Absence is one of many factors eating away at our productivity at work. Honeydew’s mission is ultimately to help organisations improve productivity – through better attendance, healthier workforce and more engaged employees. That’s why the Stoddard Review’s paper on physical workplaces as a factor in the productivity equation was such an interesting read. Continue reading
On 2nd November 2016, CIPD published its 17th annual absence management survey results. For me, the interesting finding were not the headline figures of the report but that the sample size had nearly doubled, reaching 1091 respondents. For years, the group size has fluctuated both sides of the 600 mark. Continue reading
The Resolution Foundation published a report titled Retention Deficit in June 2016 to discuss the challenge of increasing employment level among disabled people. This article provides a summary of the report and recommendations. All the recommendations put forward here are those of the report authors.
Despite the employment rate sitting at a record high, the government has positioned halving the disability employment gap as a central challenge for the UK labour market. Progress in employment rates among the disabled has been modest at best, but large geographic variations in disability employment rates give reason to hope that improvements are possible. Continue reading
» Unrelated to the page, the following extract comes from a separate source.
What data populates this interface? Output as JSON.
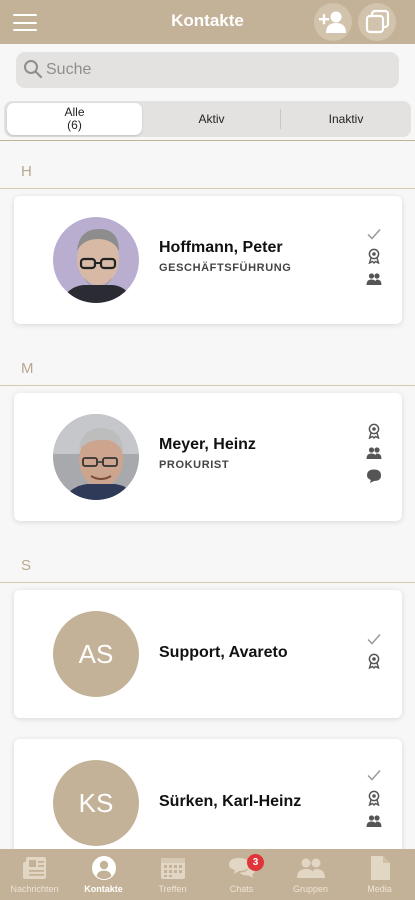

The Institute of Employment Studies (IES) published a review of presenteeism in May 2016. Occupational Health & Wellbeing reported that the headline finding of the report was that presenteeism can be beneficial. Reading the report itself, it is obvious that the writers use a different definition of ‘presenteeism’ from the one we at Honeydew would use. Continue reading
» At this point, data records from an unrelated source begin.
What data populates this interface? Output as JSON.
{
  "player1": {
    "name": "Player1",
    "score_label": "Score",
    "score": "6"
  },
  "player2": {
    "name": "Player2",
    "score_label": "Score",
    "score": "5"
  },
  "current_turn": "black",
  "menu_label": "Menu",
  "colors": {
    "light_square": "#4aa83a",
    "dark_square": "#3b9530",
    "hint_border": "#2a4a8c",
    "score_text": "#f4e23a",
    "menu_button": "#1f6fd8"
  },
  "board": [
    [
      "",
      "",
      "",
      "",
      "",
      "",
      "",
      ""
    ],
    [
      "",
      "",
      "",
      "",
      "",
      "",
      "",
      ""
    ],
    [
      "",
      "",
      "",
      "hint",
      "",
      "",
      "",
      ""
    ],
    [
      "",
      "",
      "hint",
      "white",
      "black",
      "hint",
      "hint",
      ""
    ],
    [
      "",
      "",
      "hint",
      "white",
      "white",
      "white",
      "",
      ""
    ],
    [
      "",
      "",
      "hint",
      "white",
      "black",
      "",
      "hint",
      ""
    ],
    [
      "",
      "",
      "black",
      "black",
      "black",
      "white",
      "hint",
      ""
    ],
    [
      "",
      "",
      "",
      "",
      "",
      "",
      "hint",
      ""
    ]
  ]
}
XpertHR published results of a new absence management survey this week. The findings of the survey, which focused on how companies tackle absence, confirm what we already knew: Line managers are in a key role when it comes to managing absence. The respondents had ranked their most and least effective absence management initiatives and 4 of the top 5 had to do with getting line managers more involved in the process. Continue reading
CIPD and Simplyhealth have released the results of their annual Absence Management Survey 2015. The headline finding is a slightly higher level of absence at 6.9 days per employee per year compared to last year’s figure of 6.6 days. The survey sample size this year was smaller at just 578 companies and, according to the absence levels breakdown table, only 396 (69%) of the respondents could report what their absence level was. Continue reading
On 5th October, XpertHR published the findings from its Absence Survey 2015. Their survey respondents from 670 companies declared an average absence level of 2.8% or 6.5 days per employee per year. The CIPD annual absence survey normally reports absence figures using the median value to avoid the numbers being skewed by extremely high or low absence figures. To provide an easier comparison, XpertHR study shows a median of 2.5% (5.7 days). In 2015, CIPD reported a median absence level of 6.9 days per employee, up from 6.6 in 2014. In terms of cost of absence, XpertHR survey reports an average cost of absence of £561 per employee per year. This can be compared to CIPD’s median cost, which for 2015 is £554.
A recent survey of over 2,600 employees by FlexJobs found that 76% think the office is not their most productive work environment. 50% of the survey respondents would choose to work from home to be most productive or on important projects. The top five reasons why home working was deemed more productive were: Continue reading